In a recent study by Wellesley College’s Youth Media and Well-Being Research Lab, researchers found that 90 percent of kids have social media by the time they turn 12 (7th grade for context). With the advent of coronavirus, lockdown and the implementation of remote learning in 2020, millions of teenagers leaned harder on social media to maintain physically distanced relationships and monitor ever-evolving news. In the process, many gravitated to familiar faces, screentime soared and the popularity of specialized, social media personalities rose with it.
These relationships are built on constant content, frequent user interaction and intensely personal exchanges occurring several times a day. Intimacy is key.

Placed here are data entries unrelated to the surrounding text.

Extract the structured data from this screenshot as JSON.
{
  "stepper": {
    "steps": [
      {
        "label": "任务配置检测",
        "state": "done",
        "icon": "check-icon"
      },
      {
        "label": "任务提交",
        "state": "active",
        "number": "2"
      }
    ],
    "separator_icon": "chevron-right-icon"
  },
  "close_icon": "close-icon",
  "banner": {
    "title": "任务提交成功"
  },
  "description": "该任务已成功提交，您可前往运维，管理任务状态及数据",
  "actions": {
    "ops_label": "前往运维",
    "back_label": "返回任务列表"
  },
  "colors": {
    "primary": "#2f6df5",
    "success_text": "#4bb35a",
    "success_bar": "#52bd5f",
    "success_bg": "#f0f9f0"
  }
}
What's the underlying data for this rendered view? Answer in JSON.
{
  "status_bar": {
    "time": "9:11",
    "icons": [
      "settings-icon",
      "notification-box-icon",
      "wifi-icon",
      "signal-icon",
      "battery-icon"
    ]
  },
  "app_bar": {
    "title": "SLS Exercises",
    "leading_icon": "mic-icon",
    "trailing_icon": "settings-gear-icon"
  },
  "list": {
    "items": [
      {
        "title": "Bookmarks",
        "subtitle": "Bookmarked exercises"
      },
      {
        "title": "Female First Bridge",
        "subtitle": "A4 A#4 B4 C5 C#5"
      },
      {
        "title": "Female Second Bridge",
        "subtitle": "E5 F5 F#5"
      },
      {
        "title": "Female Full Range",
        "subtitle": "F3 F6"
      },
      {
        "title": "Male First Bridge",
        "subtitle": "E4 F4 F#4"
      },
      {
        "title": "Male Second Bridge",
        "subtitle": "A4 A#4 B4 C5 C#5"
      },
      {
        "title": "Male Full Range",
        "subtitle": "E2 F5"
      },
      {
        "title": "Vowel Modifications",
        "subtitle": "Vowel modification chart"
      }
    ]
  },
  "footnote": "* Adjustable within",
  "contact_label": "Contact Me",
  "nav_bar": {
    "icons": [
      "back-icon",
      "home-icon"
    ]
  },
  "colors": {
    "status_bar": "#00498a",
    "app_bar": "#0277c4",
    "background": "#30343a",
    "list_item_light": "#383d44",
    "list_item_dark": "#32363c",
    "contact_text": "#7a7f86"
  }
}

Most influencers cultivate a following over time, then use these followers to secure lucrative brand deals and partnerships. While encouraging your fans to buy a product or use a service is commonplace, the power of influencers to mobilize fans in real life beyond just buying a product, to encourage them to go somewhere and do something, is still unpredictable and relatively immeasurable.
In the case of Cenat, he unwittingly baited followers to do something dangerous. What was meant to be a good time, short giveaway and brief interaction, became something much more serious. Another interesting element here, the gathering was sparked by a relatively small medium.
If you’re unfamiliar with Twitch, it’s a social media platform best known for live-streaming events, including video game tournaments and product reviews. The platform hosts approximately 140M active monthly users. For context, that’s 1/3 of X’s (formerly Twitter) monthly audience, less than 1/4 of Tiktok’s and barely 1/20 of Meta’s. Cenat, the influencer at the heart of this scandal, is one of Twitch’s most followed creators. To date, he has over 6.5M subscribers and he posts content daily.
This “riot” resulted from a perfect storm of circumstances. Post-pandemic teens, a diligently followed social media personality, the rise of parasocial relationships, the promise of a free, coveted product, a general lack of awareness about and unpredictability of calls to action on social media – these all melded together to create a moment New York City was unprepared for, yet one we can learn from. As communicators who often partner with influencers like Cenat or work with clients including city departments or public policymakers, we must be prepared.
It is important that we understand how to predict, understand and measure the power these online figures have to mobilize their followers. Frankly, we must acknowledge this power exists in the first place. Most importantly, we must work towards ensuring and encouraging online personalities to use their influence for good.